→ Available records:
-- Opening Marker --
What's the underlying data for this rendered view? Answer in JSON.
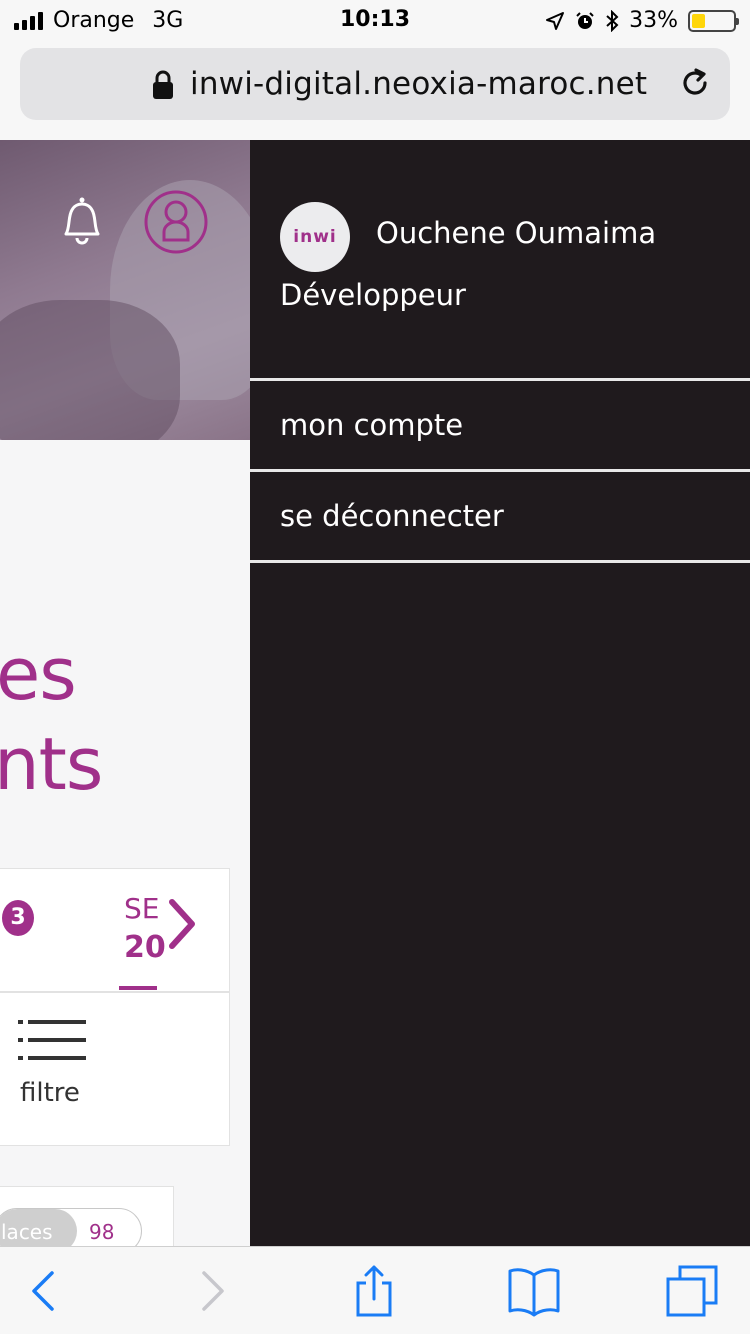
{
  "status_bar": {
    "carrier": "Orange",
    "network": "3G",
    "time": "10:13",
    "battery_percent": "33%",
    "battery_level": 0.33
  },
  "browser": {
    "url": "inwi-digital.neoxia-maroc.net"
  },
  "page": {
    "heading_line1": "es",
    "heading_line2": "nts",
    "badge_count": "3",
    "month_label_top": "SE",
    "month_label_bottom": "20",
    "filter_label": "filtre",
    "places_label": "laces",
    "places_count": "98",
    "accent_color": "#a0308a"
  },
  "drawer": {
    "logo_text": "inwi",
    "user_name": "Ouchene Oumaima",
    "user_role": "Développeur",
    "menu": [
      {
        "label": "mon compte"
      },
      {
        "label": "se déconnecter"
      }
    ],
    "background_color": "#1f1a1d"
  },
  "toolbar": {
    "icons": [
      "back-icon",
      "forward-icon",
      "share-icon",
      "bookmarks-icon",
      "tabs-icon"
    ]
  }
}
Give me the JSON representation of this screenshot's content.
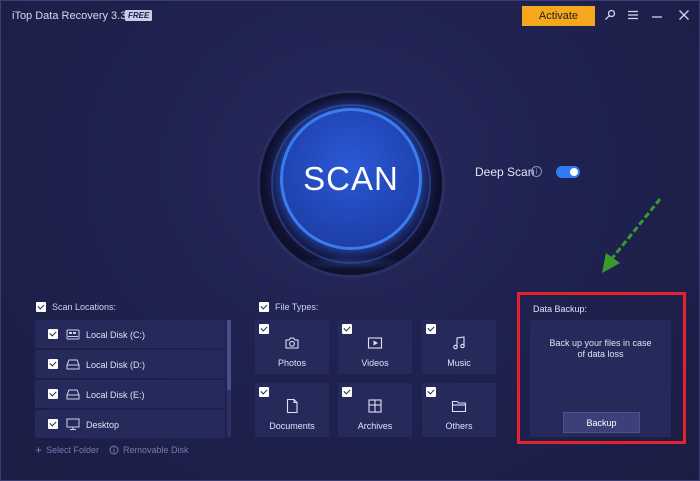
{
  "window": {
    "title": "iTop Data Recovery 3.3",
    "badge": "FREE",
    "activate_label": "Activate",
    "icons": [
      "key-icon",
      "menu-icon",
      "minimize-icon",
      "close-icon"
    ]
  },
  "scan": {
    "label": "SCAN",
    "deep_scan_label": "Deep Scan",
    "deep_scan_enabled": true,
    "info_glyph": "i"
  },
  "locations": {
    "header": "Scan Locations:",
    "checked": true,
    "items": [
      {
        "label": "Local Disk (C:)",
        "icon": "drive-system-icon",
        "checked": true
      },
      {
        "label": "Local Disk (D:)",
        "icon": "drive-icon",
        "checked": true
      },
      {
        "label": "Local Disk (E:)",
        "icon": "drive-icon",
        "checked": true
      },
      {
        "label": "Desktop",
        "icon": "monitor-icon",
        "checked": true
      }
    ],
    "select_folder": "Select Folder",
    "removable_disk": "Removable Disk"
  },
  "file_types": {
    "header": "File Types:",
    "checked": true,
    "items": [
      {
        "label": "Photos",
        "icon": "camera-icon",
        "checked": true
      },
      {
        "label": "Videos",
        "icon": "video-icon",
        "checked": true
      },
      {
        "label": "Music",
        "icon": "music-icon",
        "checked": true
      },
      {
        "label": "Documents",
        "icon": "document-icon",
        "checked": true
      },
      {
        "label": "Archives",
        "icon": "archive-icon",
        "checked": true
      },
      {
        "label": "Others",
        "icon": "folder-icon",
        "checked": true
      }
    ]
  },
  "backup": {
    "header": "Data Backup:",
    "description": "Back up your files in case of data loss",
    "button_label": "Backup"
  },
  "colors": {
    "background": "#1e2147",
    "card": "#262a5a",
    "accent_blue": "#2f7cf6",
    "activate_orange": "#f5a81c",
    "highlight_red": "#e4232c",
    "annotation_green": "#3a9a2a"
  }
}
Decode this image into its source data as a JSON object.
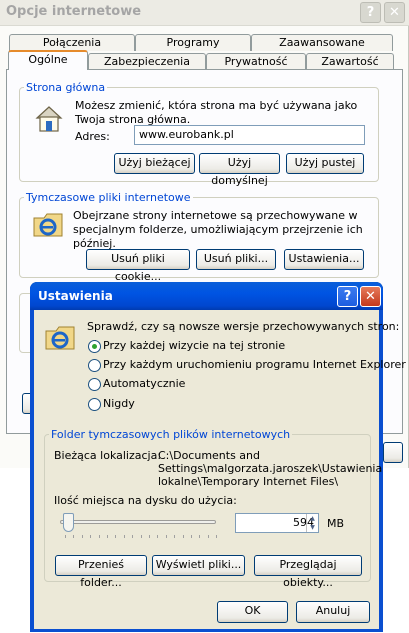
{
  "bg_window": {
    "title": "Opcje internetowe",
    "tabs_row1": [
      "Połączenia",
      "Programy",
      "Zaawansowane"
    ],
    "tabs_row2": [
      "Ogólne",
      "Zabezpieczenia",
      "Prywatność",
      "Zawartość"
    ],
    "home": {
      "legend": "Strona główna",
      "desc": "Możesz zmienić, która strona ma być używana jako Twoja strona główna.",
      "address_label": "Adres:",
      "address_value": "www.eurobank.pl",
      "btn_current": "Użyj bieżącej",
      "btn_default": "Użyj domyślnej",
      "btn_blank": "Użyj pustej"
    },
    "temp": {
      "legend": "Tymczasowe pliki internetowe",
      "desc": "Obejrzane strony internetowe są przechowywane w specjalnym folderze, umożliwiającym przejrzenie ich później.",
      "btn_cookies": "Usuń pliki cookie...",
      "btn_files": "Usuń pliki...",
      "btn_settings": "Ustawienia..."
    }
  },
  "dialog": {
    "title": "Ustawienia",
    "check_question": "Sprawdź, czy są nowsze wersje przechowywanych stron:",
    "options": [
      {
        "label": "Przy każdej wizycie na tej stronie",
        "selected": true
      },
      {
        "label": "Przy każdym uruchomieniu programu Internet Explorer",
        "selected": false
      },
      {
        "label": "Automatycznie",
        "selected": false
      },
      {
        "label": "Nigdy",
        "selected": false
      }
    ],
    "folder": {
      "legend": "Folder tymczasowych plików internetowych",
      "location_label": "Bieżąca lokalizacja:",
      "location_line1": "C:\\Documents and",
      "location_line2": "Settings\\malgorzata.jaroszek\\Ustawienia",
      "location_line3": "lokalne\\Temporary Internet Files\\",
      "space_label": "Ilość miejsca na dysku do użycia:",
      "space_value": "594",
      "space_unit": "MB",
      "slider_fraction": 0.02,
      "btn_move": "Przenieś folder...",
      "btn_view_files": "Wyświetl pliki...",
      "btn_view_objects": "Przeglądaj obiekty..."
    },
    "btn_ok": "OK",
    "btn_cancel": "Anuluj"
  },
  "icons": {
    "home": "house-icon",
    "temp": "ie-folder-icon",
    "dialog": "ie-folder-icon"
  }
}
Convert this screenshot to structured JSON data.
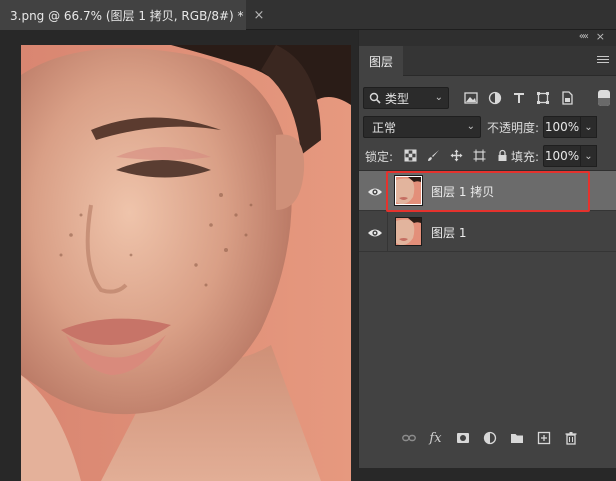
{
  "document_tab": {
    "title": "3.png @ 66.7% (图层 1 拷贝, RGB/8#) *",
    "close": "×"
  },
  "panel": {
    "collapse_glyph": "««",
    "close_glyph": "×",
    "tab_label": "图层",
    "filter": {
      "kind_label": "类型",
      "caret": "⌄"
    },
    "blend": {
      "mode": "正常",
      "caret": "⌄"
    },
    "opacity": {
      "label": "不透明度:",
      "value": "100%",
      "caret": "⌄"
    },
    "lock": {
      "label": "锁定:"
    },
    "fill": {
      "label": "填充:",
      "value": "100%",
      "caret": "⌄"
    },
    "layers": [
      {
        "name": "图层 1 拷贝",
        "selected": true,
        "visible": true
      },
      {
        "name": "图层 1",
        "selected": false,
        "visible": true
      }
    ],
    "footer": {
      "fx_label": "fx"
    }
  },
  "colors": {
    "accent_selection_outline": "#e5322d",
    "panel_bg": "#424242",
    "selected_row": "#6b6b6b",
    "canvas_bg": "#e0907a"
  }
}
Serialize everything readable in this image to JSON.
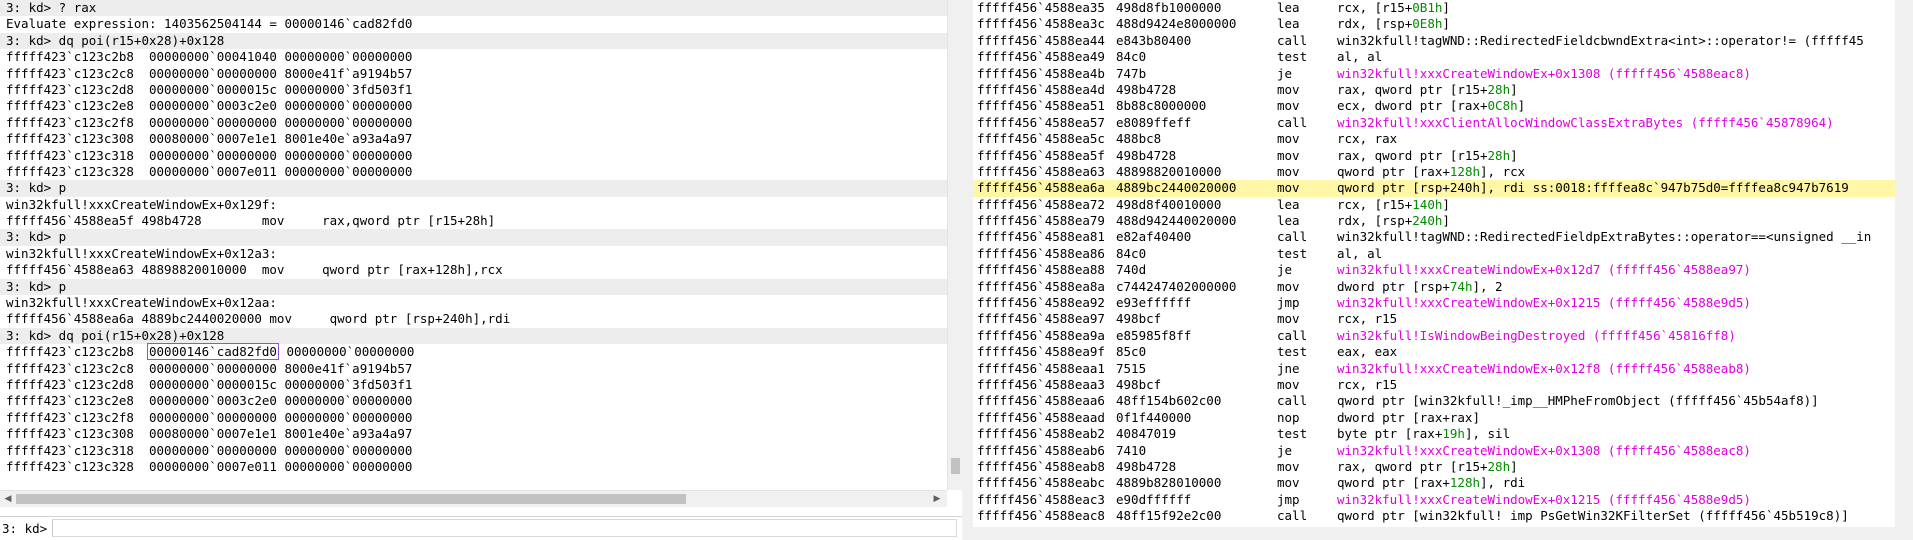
{
  "left": {
    "lines": [
      {
        "text": "3: kd> ? rax",
        "prompt": true
      },
      {
        "text": "Evaluate expression: 1403562504144 = 00000146`cad82fd0"
      },
      {
        "text": "3: kd> dq poi(r15+0x28)+0x128",
        "prompt": true
      },
      {
        "text": "fffff423`c123c2b8  00000000`00041040 00000000`00000000"
      },
      {
        "text": "fffff423`c123c2c8  00000000`00000000 8000e41f`a9194b57"
      },
      {
        "text": "fffff423`c123c2d8  00000000`0000015c 00000000`3fd503f1"
      },
      {
        "text": "fffff423`c123c2e8  00000000`0003c2e0 00000000`00000000"
      },
      {
        "text": "fffff423`c123c2f8  00000000`00000000 00000000`00000000"
      },
      {
        "text": "fffff423`c123c308  00080000`0007e1e1 8001e40e`a93a4a97"
      },
      {
        "text": "fffff423`c123c318  00000000`00000000 00000000`00000000"
      },
      {
        "text": "fffff423`c123c328  00000000`0007e011 00000000`00000000"
      },
      {
        "text": "3: kd> p",
        "prompt": true
      },
      {
        "text": "win32kfull!xxxCreateWindowEx+0x129f:"
      },
      {
        "text": "fffff456`4588ea5f 498b4728        mov     rax,qword ptr [r15+28h]"
      },
      {
        "text": "3: kd> p",
        "prompt": true
      },
      {
        "text": "win32kfull!xxxCreateWindowEx+0x12a3:"
      },
      {
        "text": "fffff456`4588ea63 48898820010000  mov     qword ptr [rax+128h],rcx"
      },
      {
        "text": "3: kd> p",
        "prompt": true
      },
      {
        "text": "win32kfull!xxxCreateWindowEx+0x12aa:"
      },
      {
        "text": "fffff456`4588ea6a 4889bc2440020000 mov     qword ptr [rsp+240h],rdi"
      },
      {
        "text": "3: kd> dq poi(r15+0x28)+0x128",
        "prompt": true
      },
      {
        "pre": "fffff423`c123c2b8  ",
        "box": "00000146`cad82fd0",
        "post": " 00000000`00000000"
      },
      {
        "text": "fffff423`c123c2c8  00000000`00000000 8000e41f`a9194b57"
      },
      {
        "text": "fffff423`c123c2d8  00000000`0000015c 00000000`3fd503f1"
      },
      {
        "text": "fffff423`c123c2e8  00000000`0003c2e0 00000000`00000000"
      },
      {
        "text": "fffff423`c123c2f8  00000000`00000000 00000000`00000000"
      },
      {
        "text": "fffff423`c123c308  00080000`0007e1e1 8001e40e`a93a4a97"
      },
      {
        "text": "fffff423`c123c318  00000000`00000000 00000000`00000000"
      },
      {
        "text": "fffff423`c123c328  00000000`0007e011 00000000`00000000"
      }
    ],
    "command_prompt": "3: kd>",
    "command_value": ""
  },
  "right": {
    "rows": [
      {
        "addr": "fffff456`4588ea35",
        "bytes": "498d8fb1000000",
        "mn": "lea",
        "op": [
          {
            "t": "rcx, [r15+"
          },
          {
            "t": "0B1h",
            "c": "grn"
          },
          {
            "t": "]"
          }
        ]
      },
      {
        "addr": "fffff456`4588ea3c",
        "bytes": "488d9424e8000000",
        "mn": "lea",
        "op": [
          {
            "t": "rdx, [rsp+"
          },
          {
            "t": "0E8h",
            "c": "grn"
          },
          {
            "t": "]"
          }
        ]
      },
      {
        "addr": "fffff456`4588ea44",
        "bytes": "e843b80400",
        "mn": "call",
        "op": [
          {
            "t": "win32kfull!tagWND::RedirectedFieldcbwndExtra<int>::operator!= (fffff45"
          }
        ]
      },
      {
        "addr": "fffff456`4588ea49",
        "bytes": "84c0",
        "mn": "test",
        "op": [
          {
            "t": "al, al"
          }
        ]
      },
      {
        "addr": "fffff456`4588ea4b",
        "bytes": "747b",
        "mn": "je",
        "op": [
          {
            "t": "win32kfull!xxxCreateWindowEx+0x1308 (fffff456`4588eac8)",
            "c": "mag"
          }
        ]
      },
      {
        "addr": "fffff456`4588ea4d",
        "bytes": "498b4728",
        "mn": "mov",
        "op": [
          {
            "t": "rax, qword ptr [r15+"
          },
          {
            "t": "28h",
            "c": "grn"
          },
          {
            "t": "]"
          }
        ]
      },
      {
        "addr": "fffff456`4588ea51",
        "bytes": "8b88c8000000",
        "mn": "mov",
        "op": [
          {
            "t": "ecx, dword ptr [rax+"
          },
          {
            "t": "0C8h",
            "c": "grn"
          },
          {
            "t": "]"
          }
        ]
      },
      {
        "addr": "fffff456`4588ea57",
        "bytes": "e8089ffeff",
        "mn": "call",
        "op": [
          {
            "t": "win32kfull!xxxClientAllocWindowClassExtraBytes (fffff456`45878964)",
            "c": "mag"
          }
        ]
      },
      {
        "addr": "fffff456`4588ea5c",
        "bytes": "488bc8",
        "mn": "mov",
        "op": [
          {
            "t": "rcx, rax"
          }
        ]
      },
      {
        "addr": "fffff456`4588ea5f",
        "bytes": "498b4728",
        "mn": "mov",
        "op": [
          {
            "t": "rax, qword ptr [r15+"
          },
          {
            "t": "28h",
            "c": "grn"
          },
          {
            "t": "]"
          }
        ]
      },
      {
        "addr": "fffff456`4588ea63",
        "bytes": "48898820010000",
        "mn": "mov",
        "op": [
          {
            "t": "qword ptr [rax+"
          },
          {
            "t": "128h",
            "c": "grn"
          },
          {
            "t": "], rcx"
          }
        ]
      },
      {
        "addr": "fffff456`4588ea6a",
        "bytes": "4889bc2440020000",
        "mn": "mov",
        "cur": true,
        "op": [
          {
            "t": "qword ptr [rsp+240h], rdi ss:0018:ffffea8c`947b75d0=ffffea8c947b7619"
          }
        ]
      },
      {
        "addr": "fffff456`4588ea72",
        "bytes": "498d8f40010000",
        "mn": "lea",
        "op": [
          {
            "t": "rcx, [r15+"
          },
          {
            "t": "140h",
            "c": "grn"
          },
          {
            "t": "]"
          }
        ]
      },
      {
        "addr": "fffff456`4588ea79",
        "bytes": "488d942440020000",
        "mn": "lea",
        "op": [
          {
            "t": "rdx, [rsp+"
          },
          {
            "t": "240h",
            "c": "grn"
          },
          {
            "t": "]"
          }
        ]
      },
      {
        "addr": "fffff456`4588ea81",
        "bytes": "e82af40400",
        "mn": "call",
        "op": [
          {
            "t": "win32kfull!tagWND::RedirectedFieldpExtraBytes::operator==<unsigned __in"
          }
        ]
      },
      {
        "addr": "fffff456`4588ea86",
        "bytes": "84c0",
        "mn": "test",
        "op": [
          {
            "t": "al, al"
          }
        ]
      },
      {
        "addr": "fffff456`4588ea88",
        "bytes": "740d",
        "mn": "je",
        "op": [
          {
            "t": "win32kfull!xxxCreateWindowEx+0x12d7 (fffff456`4588ea97)",
            "c": "mag"
          }
        ]
      },
      {
        "addr": "fffff456`4588ea8a",
        "bytes": "c744247402000000",
        "mn": "mov",
        "op": [
          {
            "t": "dword ptr [rsp+"
          },
          {
            "t": "74h",
            "c": "grn"
          },
          {
            "t": "], 2"
          }
        ]
      },
      {
        "addr": "fffff456`4588ea92",
        "bytes": "e93effffff",
        "mn": "jmp",
        "op": [
          {
            "t": "win32kfull!xxxCreateWindowEx+0x1215 (fffff456`4588e9d5)",
            "c": "mag"
          }
        ]
      },
      {
        "addr": "fffff456`4588ea97",
        "bytes": "498bcf",
        "mn": "mov",
        "op": [
          {
            "t": "rcx, r15"
          }
        ]
      },
      {
        "addr": "fffff456`4588ea9a",
        "bytes": "e85985f8ff",
        "mn": "call",
        "op": [
          {
            "t": "win32kfull!IsWindowBeingDestroyed (fffff456`45816ff8)",
            "c": "mag"
          }
        ]
      },
      {
        "addr": "fffff456`4588ea9f",
        "bytes": "85c0",
        "mn": "test",
        "op": [
          {
            "t": "eax, eax"
          }
        ]
      },
      {
        "addr": "fffff456`4588eaa1",
        "bytes": "7515",
        "mn": "jne",
        "op": [
          {
            "t": "win32kfull!xxxCreateWindowEx+0x12f8 (fffff456`4588eab8)",
            "c": "mag"
          }
        ]
      },
      {
        "addr": "fffff456`4588eaa3",
        "bytes": "498bcf",
        "mn": "mov",
        "op": [
          {
            "t": "rcx, r15"
          }
        ]
      },
      {
        "addr": "fffff456`4588eaa6",
        "bytes": "48ff154b602c00",
        "mn": "call",
        "op": [
          {
            "t": "qword ptr [win32kfull!_imp__HMPheFromObject (fffff456`45b54af8)]"
          }
        ]
      },
      {
        "addr": "fffff456`4588eaad",
        "bytes": "0f1f440000",
        "mn": "nop",
        "op": [
          {
            "t": "dword ptr [rax+rax]"
          }
        ]
      },
      {
        "addr": "fffff456`4588eab2",
        "bytes": "40847019",
        "mn": "test",
        "op": [
          {
            "t": "byte ptr [rax+"
          },
          {
            "t": "19h",
            "c": "grn"
          },
          {
            "t": "], sil"
          }
        ]
      },
      {
        "addr": "fffff456`4588eab6",
        "bytes": "7410",
        "mn": "je",
        "op": [
          {
            "t": "win32kfull!xxxCreateWindowEx+0x1308 (fffff456`4588eac8)",
            "c": "mag"
          }
        ]
      },
      {
        "addr": "fffff456`4588eab8",
        "bytes": "498b4728",
        "mn": "mov",
        "op": [
          {
            "t": "rax, qword ptr [r15+"
          },
          {
            "t": "28h",
            "c": "grn"
          },
          {
            "t": "]"
          }
        ]
      },
      {
        "addr": "fffff456`4588eabc",
        "bytes": "4889b828010000",
        "mn": "mov",
        "op": [
          {
            "t": "qword ptr [rax+"
          },
          {
            "t": "128h",
            "c": "grn"
          },
          {
            "t": "], rdi"
          }
        ]
      },
      {
        "addr": "fffff456`4588eac3",
        "bytes": "e90dffffff",
        "mn": "jmp",
        "op": [
          {
            "t": "win32kfull!xxxCreateWindowEx+0x1215 (fffff456`4588e9d5)",
            "c": "mag"
          }
        ]
      },
      {
        "addr": "fffff456`4588eac8",
        "bytes": "48ff15f92e2c00",
        "mn": "call",
        "op": [
          {
            "t": "qword ptr [win32kfull! imp PsGetWin32KFilterSet (fffff456`45b519c8)]"
          }
        ]
      }
    ]
  }
}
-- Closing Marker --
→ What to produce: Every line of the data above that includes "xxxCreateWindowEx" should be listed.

→ Your solution:
        "text": "win32kfull!xxxCreateWindowEx+0x129f:"
        "text": "win32kfull!xxxCreateWindowEx+0x12a3:"
        "text": "win32kfull!xxxCreateWindowEx+0x12aa:"
            "t": "win32kfull!xxxCreateWindowEx+0x1308 (fffff456`4588eac8)",
            "t": "win32kfull!xxxCreateWindowEx+0x12d7 (fffff456`4588ea97)",
            "t": "win32kfull!xxxCreateWindowEx+0x1215 (fffff456`4588e9d5)",
            "t": "win32kfull!xxxCreateWindowEx+0x12f8 (fffff456`4588eab8)",
            "t": "win32kfull!xxxCreateWindowEx+0x1308 (fffff456`4588eac8)",
            "t": "win32kfull!xxxCreateWindowEx+0x1215 (fffff456`4588e9d5)",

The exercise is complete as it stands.